GOAL OF THE EXERCISE -> Count the lines in the data below that include the word "Dubbel", then state the total and nothing besides.

MATERIAL FOR THE TASK ->
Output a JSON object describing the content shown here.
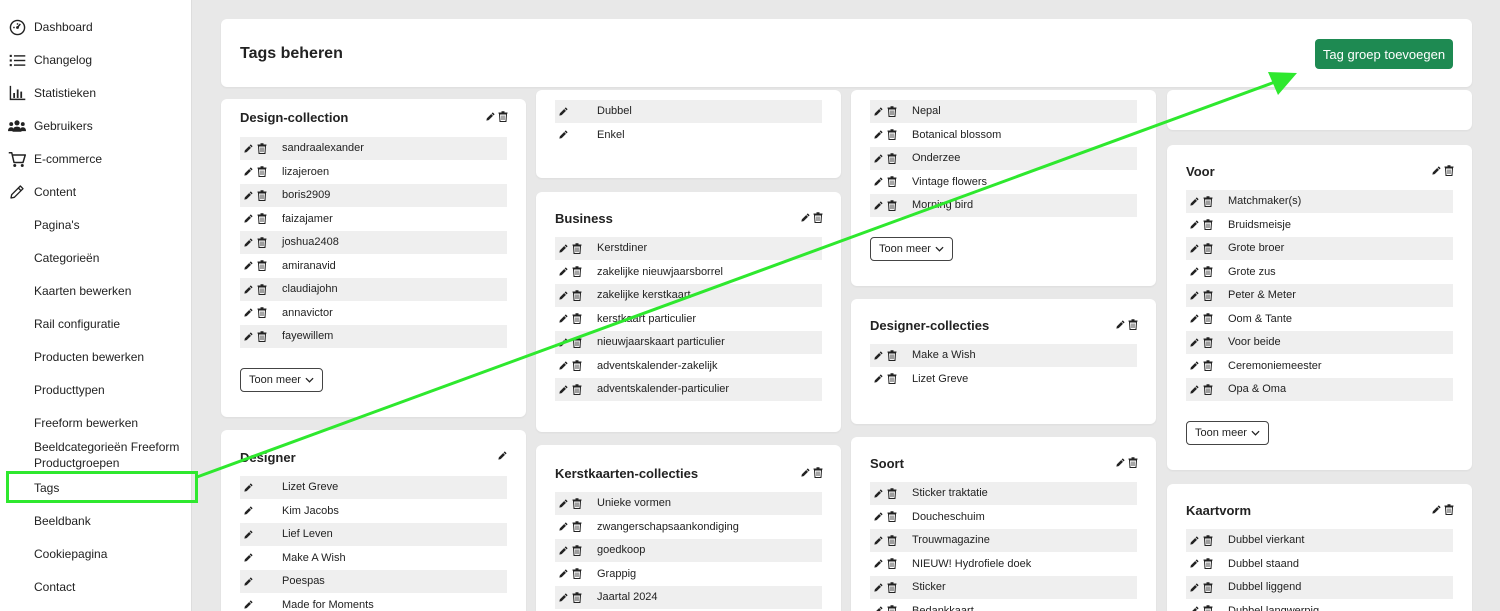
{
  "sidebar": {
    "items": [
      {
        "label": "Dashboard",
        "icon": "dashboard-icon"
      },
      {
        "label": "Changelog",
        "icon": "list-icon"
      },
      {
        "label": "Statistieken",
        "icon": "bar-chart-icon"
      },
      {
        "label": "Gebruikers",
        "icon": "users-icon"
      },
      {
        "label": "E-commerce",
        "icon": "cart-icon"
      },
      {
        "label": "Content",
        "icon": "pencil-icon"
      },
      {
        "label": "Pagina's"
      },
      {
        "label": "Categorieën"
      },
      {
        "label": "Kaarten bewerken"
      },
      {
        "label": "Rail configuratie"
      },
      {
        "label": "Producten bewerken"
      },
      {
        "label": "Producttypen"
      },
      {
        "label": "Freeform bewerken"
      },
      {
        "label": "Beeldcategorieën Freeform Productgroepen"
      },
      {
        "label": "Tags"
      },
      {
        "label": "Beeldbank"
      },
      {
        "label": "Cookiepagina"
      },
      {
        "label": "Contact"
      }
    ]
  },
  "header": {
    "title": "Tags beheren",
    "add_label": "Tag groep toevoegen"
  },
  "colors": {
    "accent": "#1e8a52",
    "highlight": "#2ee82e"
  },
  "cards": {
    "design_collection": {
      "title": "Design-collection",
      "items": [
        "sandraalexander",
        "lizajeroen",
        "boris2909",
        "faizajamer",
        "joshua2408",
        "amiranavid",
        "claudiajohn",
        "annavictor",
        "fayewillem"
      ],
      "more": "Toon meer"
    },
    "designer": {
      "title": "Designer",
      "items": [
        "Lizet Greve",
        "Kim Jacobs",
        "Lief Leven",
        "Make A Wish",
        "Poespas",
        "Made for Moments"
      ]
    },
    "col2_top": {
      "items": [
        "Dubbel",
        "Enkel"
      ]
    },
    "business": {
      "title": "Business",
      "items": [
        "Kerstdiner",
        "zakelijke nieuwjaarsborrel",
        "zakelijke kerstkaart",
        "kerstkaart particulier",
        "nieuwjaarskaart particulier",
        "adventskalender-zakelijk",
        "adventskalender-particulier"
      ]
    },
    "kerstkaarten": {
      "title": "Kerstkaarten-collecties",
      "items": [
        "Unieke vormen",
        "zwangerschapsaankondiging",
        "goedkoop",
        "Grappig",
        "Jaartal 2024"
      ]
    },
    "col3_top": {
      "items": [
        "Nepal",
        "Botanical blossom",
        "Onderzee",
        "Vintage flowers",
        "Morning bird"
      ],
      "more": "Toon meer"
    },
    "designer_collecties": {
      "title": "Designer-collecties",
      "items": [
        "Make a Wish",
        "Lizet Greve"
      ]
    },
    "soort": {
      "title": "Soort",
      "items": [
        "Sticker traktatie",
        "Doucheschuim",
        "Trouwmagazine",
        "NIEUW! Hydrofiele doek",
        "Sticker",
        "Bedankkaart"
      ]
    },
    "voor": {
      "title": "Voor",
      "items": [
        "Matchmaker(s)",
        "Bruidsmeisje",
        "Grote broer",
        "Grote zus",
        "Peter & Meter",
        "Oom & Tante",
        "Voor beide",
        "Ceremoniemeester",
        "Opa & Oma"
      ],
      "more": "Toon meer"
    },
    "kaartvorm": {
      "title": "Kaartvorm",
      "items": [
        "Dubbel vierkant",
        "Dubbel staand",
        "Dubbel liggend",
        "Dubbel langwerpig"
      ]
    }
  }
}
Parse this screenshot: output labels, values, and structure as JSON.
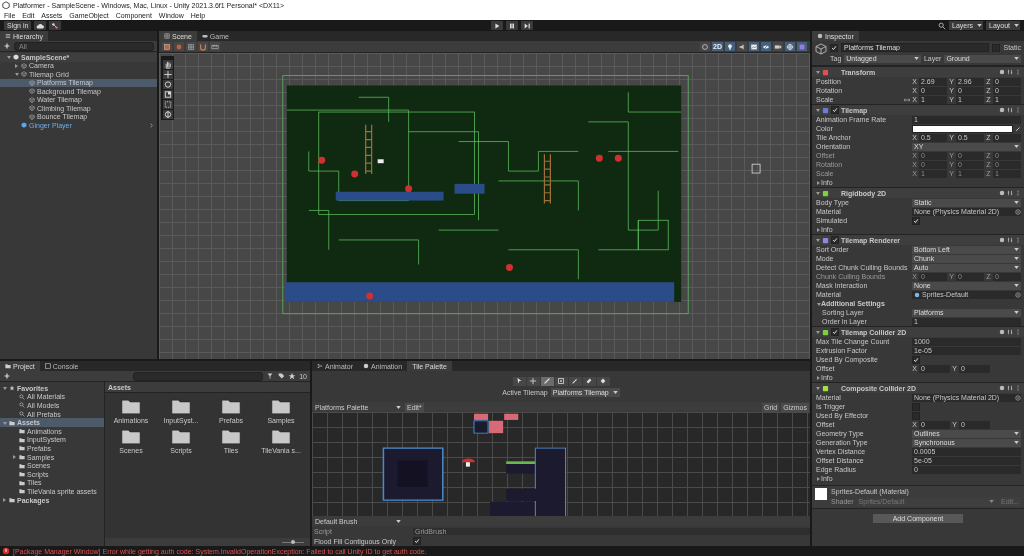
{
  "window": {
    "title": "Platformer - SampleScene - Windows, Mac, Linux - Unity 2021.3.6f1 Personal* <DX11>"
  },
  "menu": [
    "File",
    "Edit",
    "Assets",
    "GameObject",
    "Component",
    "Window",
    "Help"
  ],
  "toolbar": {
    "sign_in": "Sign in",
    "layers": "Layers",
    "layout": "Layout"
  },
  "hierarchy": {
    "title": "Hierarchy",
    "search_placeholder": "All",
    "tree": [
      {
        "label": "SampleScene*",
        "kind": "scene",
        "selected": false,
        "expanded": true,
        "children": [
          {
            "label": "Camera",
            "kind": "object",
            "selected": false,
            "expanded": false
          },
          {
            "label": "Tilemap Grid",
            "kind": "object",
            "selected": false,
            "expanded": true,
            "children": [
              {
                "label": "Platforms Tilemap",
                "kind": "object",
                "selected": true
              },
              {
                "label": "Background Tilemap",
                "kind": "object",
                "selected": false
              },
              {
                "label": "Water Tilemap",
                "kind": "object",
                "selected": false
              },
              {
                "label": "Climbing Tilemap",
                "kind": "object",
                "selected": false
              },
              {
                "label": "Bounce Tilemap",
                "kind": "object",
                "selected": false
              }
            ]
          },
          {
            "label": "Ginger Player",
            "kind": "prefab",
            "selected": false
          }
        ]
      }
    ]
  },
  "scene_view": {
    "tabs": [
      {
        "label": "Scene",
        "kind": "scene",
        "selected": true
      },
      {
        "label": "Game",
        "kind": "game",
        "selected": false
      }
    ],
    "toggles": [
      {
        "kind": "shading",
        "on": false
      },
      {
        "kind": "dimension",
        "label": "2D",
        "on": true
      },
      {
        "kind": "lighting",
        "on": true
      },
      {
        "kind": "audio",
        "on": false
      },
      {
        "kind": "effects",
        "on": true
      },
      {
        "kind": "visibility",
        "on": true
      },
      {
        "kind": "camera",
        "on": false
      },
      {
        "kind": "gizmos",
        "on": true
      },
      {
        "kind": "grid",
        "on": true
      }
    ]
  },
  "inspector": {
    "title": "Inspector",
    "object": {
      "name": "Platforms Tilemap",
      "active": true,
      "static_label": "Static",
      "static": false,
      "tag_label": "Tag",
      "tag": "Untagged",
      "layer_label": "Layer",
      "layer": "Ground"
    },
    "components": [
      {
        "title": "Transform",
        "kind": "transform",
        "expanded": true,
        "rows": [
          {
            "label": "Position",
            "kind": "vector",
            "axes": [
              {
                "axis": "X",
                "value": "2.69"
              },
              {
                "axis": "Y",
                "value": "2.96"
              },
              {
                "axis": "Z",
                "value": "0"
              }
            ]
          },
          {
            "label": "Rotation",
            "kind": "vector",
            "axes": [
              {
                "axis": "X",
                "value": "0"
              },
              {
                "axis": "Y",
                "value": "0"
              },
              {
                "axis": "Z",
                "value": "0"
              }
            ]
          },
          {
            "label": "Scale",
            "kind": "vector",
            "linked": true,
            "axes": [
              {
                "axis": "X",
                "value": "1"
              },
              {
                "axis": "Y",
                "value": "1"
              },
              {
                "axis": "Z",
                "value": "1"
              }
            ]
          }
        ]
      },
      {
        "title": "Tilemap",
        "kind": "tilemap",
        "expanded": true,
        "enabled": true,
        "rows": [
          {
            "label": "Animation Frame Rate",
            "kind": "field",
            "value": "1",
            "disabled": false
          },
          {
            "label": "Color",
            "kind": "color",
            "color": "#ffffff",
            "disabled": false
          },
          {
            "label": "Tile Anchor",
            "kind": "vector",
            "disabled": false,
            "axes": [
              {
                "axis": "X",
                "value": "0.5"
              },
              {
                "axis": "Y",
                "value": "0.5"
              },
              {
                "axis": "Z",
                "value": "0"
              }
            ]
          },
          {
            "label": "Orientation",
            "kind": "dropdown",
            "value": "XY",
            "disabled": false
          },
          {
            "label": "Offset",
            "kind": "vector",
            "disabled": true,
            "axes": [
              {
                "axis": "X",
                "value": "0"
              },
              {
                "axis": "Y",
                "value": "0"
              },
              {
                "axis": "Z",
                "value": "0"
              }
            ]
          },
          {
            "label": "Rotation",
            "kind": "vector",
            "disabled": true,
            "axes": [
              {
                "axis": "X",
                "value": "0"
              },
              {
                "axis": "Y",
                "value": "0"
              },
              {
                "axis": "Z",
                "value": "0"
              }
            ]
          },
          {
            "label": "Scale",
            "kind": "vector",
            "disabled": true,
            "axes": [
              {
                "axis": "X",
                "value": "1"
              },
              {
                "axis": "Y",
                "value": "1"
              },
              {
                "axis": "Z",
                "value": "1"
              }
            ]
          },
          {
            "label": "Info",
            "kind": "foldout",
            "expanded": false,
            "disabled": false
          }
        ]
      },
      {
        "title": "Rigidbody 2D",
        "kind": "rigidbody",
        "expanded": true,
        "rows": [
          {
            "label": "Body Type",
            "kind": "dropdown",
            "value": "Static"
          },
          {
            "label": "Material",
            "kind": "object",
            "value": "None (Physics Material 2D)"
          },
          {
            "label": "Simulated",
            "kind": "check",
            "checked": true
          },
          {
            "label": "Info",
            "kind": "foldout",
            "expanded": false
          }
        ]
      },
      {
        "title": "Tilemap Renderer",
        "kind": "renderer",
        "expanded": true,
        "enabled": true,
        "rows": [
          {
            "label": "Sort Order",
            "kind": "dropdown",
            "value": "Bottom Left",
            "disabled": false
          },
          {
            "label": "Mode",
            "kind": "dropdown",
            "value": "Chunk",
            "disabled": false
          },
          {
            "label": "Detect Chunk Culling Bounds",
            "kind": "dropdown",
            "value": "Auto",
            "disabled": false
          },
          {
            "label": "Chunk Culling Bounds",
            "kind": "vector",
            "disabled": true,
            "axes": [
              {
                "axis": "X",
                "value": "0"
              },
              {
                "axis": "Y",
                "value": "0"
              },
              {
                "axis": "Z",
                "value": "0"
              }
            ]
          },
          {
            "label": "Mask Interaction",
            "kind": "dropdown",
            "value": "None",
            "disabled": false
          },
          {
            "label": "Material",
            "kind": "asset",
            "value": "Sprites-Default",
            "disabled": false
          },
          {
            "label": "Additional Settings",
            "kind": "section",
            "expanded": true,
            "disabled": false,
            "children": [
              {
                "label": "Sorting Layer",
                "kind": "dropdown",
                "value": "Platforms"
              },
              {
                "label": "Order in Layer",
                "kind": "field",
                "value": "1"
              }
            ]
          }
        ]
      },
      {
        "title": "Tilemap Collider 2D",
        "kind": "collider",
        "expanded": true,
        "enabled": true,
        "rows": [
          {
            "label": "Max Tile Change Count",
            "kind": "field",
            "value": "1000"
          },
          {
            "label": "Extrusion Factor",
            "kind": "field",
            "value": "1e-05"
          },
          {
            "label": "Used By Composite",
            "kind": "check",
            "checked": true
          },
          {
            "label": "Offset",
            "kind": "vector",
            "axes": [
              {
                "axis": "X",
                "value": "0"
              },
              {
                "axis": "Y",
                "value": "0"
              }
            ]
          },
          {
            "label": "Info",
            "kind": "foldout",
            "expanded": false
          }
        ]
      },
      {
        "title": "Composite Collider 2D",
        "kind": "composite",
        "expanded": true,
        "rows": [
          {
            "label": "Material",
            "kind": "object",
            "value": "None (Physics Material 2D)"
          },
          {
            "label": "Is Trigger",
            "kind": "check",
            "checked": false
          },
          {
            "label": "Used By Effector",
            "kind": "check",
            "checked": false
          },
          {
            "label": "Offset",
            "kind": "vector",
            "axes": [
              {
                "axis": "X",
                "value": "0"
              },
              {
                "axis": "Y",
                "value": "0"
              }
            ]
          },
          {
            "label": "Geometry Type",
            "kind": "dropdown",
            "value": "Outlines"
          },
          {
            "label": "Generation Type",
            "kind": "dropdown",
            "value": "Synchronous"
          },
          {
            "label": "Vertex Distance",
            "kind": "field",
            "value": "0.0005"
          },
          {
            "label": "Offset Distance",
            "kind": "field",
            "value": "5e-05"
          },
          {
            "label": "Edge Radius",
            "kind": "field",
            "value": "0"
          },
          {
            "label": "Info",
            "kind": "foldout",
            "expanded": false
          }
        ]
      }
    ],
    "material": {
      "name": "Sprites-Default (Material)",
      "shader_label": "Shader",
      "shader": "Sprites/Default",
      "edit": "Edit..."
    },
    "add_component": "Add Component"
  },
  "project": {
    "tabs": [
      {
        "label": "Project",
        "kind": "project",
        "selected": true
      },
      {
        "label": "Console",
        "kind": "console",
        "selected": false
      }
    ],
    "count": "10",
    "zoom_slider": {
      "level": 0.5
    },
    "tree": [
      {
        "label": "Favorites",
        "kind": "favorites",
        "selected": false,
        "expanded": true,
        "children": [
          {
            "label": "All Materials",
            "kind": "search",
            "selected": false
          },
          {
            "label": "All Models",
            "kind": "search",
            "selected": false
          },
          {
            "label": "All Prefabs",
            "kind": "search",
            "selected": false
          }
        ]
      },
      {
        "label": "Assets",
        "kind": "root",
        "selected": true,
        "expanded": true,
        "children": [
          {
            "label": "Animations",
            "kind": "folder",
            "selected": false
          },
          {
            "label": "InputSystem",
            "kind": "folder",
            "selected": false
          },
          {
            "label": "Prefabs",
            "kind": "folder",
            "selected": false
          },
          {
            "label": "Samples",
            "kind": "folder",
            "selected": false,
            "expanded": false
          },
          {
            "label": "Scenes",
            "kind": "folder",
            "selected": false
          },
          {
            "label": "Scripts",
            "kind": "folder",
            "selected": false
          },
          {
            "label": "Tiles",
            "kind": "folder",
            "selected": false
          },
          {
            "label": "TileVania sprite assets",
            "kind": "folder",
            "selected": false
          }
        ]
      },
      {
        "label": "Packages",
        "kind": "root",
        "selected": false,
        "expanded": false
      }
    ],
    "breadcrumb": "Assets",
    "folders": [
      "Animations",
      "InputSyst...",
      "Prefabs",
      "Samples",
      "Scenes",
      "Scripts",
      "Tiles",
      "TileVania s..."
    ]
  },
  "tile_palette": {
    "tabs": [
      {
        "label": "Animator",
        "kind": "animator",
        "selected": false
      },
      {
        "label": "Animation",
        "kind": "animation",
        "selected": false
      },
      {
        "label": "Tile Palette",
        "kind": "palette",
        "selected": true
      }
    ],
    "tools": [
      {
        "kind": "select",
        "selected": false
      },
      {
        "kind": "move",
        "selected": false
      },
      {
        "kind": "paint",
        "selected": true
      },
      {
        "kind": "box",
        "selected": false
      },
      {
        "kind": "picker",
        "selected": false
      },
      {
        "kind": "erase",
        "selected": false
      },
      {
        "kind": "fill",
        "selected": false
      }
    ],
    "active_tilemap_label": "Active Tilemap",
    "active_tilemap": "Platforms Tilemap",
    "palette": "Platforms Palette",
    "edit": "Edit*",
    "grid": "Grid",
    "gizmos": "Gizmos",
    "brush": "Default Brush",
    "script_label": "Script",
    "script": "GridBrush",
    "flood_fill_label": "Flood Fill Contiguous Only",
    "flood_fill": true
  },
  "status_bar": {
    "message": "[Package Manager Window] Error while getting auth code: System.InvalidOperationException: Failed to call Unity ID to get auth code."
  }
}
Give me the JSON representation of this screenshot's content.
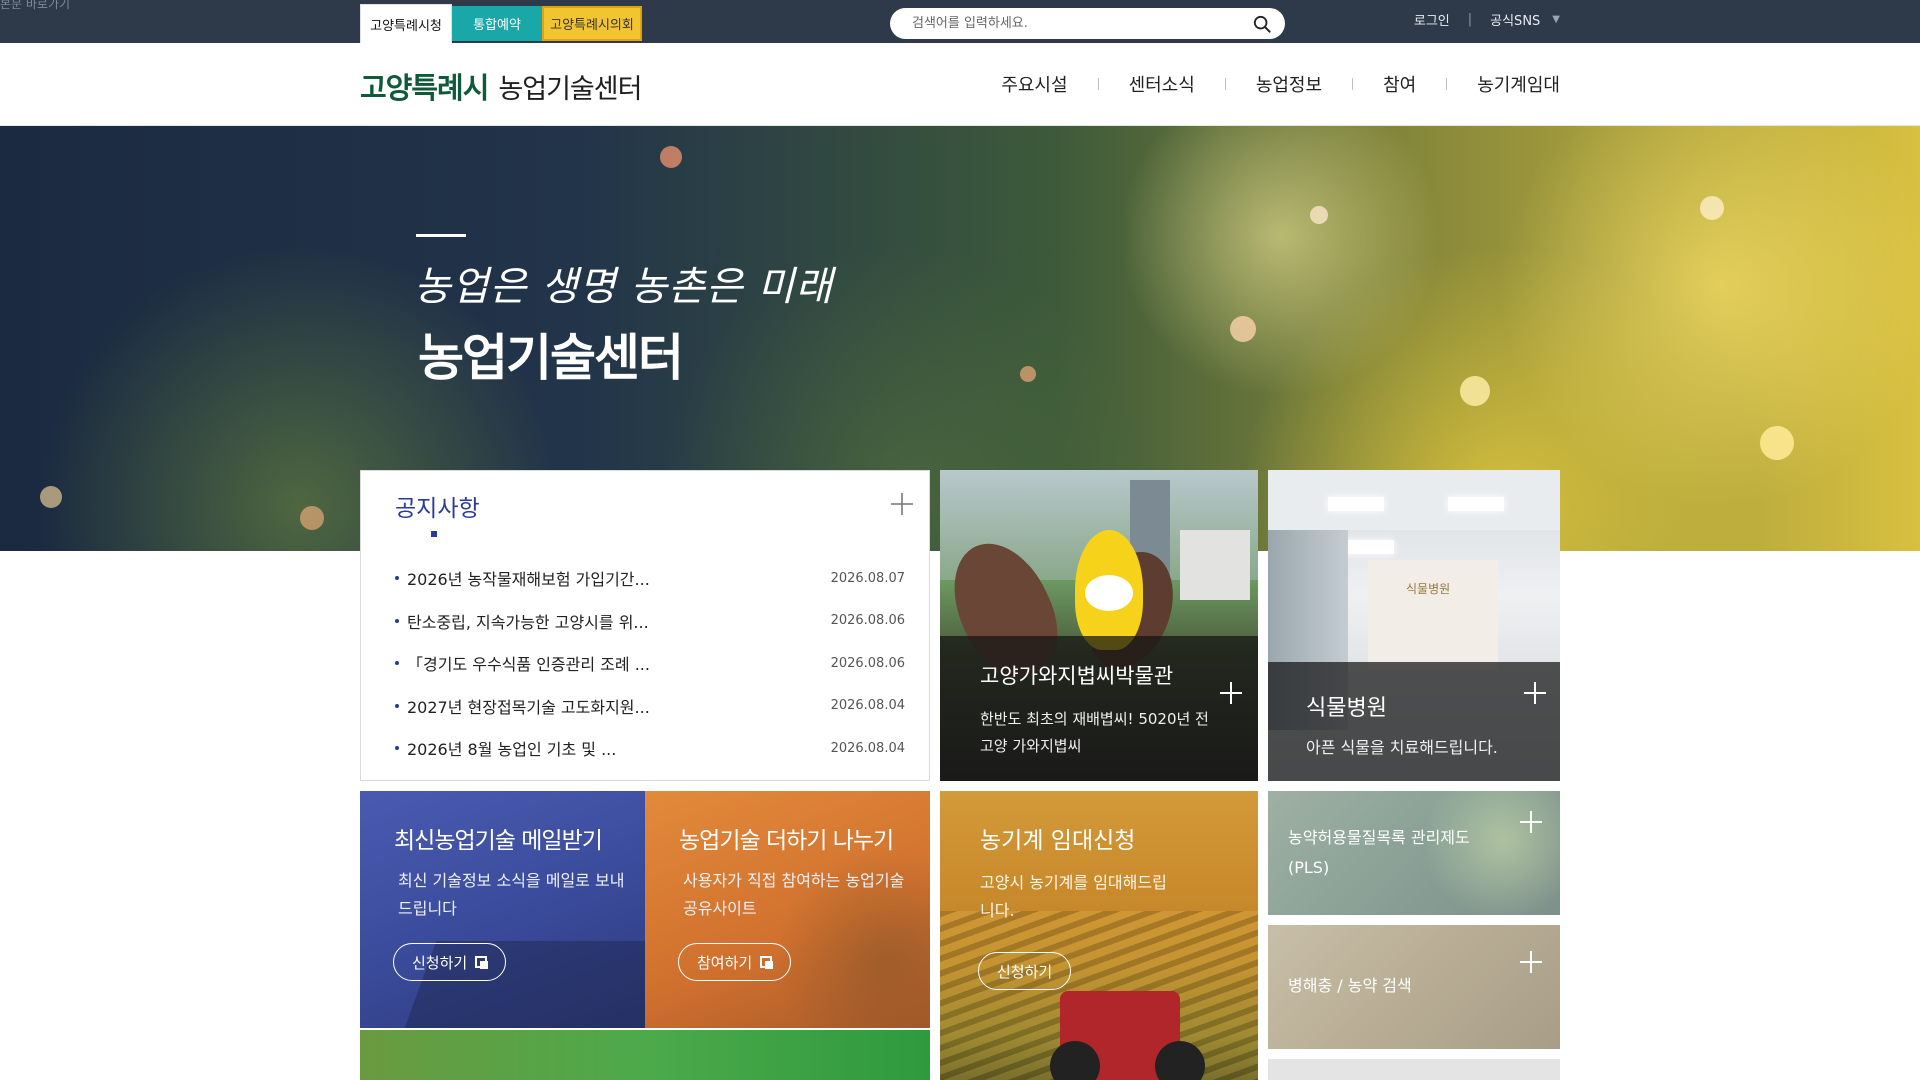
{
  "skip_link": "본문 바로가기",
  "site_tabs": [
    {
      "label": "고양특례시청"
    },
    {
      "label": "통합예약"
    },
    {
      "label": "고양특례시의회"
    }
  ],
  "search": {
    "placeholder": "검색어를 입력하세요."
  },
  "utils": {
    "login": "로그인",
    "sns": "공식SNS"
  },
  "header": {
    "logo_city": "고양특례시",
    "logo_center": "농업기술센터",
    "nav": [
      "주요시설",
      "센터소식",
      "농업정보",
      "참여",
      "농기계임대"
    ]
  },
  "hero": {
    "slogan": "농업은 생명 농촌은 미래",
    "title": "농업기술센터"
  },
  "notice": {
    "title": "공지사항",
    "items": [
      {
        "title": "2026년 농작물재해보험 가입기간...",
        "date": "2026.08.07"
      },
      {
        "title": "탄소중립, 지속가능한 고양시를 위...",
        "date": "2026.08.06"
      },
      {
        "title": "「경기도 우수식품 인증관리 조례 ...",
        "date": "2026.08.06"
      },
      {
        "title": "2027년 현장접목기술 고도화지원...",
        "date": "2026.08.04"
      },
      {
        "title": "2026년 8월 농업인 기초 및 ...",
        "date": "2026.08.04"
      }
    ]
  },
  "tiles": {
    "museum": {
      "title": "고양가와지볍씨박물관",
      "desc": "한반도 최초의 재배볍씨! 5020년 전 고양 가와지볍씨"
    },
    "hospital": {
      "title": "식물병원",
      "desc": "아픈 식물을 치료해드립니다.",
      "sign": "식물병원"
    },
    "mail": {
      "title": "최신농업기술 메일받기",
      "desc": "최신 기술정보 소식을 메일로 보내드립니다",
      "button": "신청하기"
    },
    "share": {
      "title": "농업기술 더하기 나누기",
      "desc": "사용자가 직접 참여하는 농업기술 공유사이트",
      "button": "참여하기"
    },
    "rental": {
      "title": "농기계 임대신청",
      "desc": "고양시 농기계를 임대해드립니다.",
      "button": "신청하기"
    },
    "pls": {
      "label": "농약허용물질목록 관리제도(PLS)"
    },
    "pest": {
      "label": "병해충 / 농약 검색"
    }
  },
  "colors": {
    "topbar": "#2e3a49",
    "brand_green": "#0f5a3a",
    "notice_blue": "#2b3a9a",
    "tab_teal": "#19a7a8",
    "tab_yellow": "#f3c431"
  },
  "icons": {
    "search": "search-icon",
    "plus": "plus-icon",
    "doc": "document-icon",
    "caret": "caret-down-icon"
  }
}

RESPONSE BOX -> 5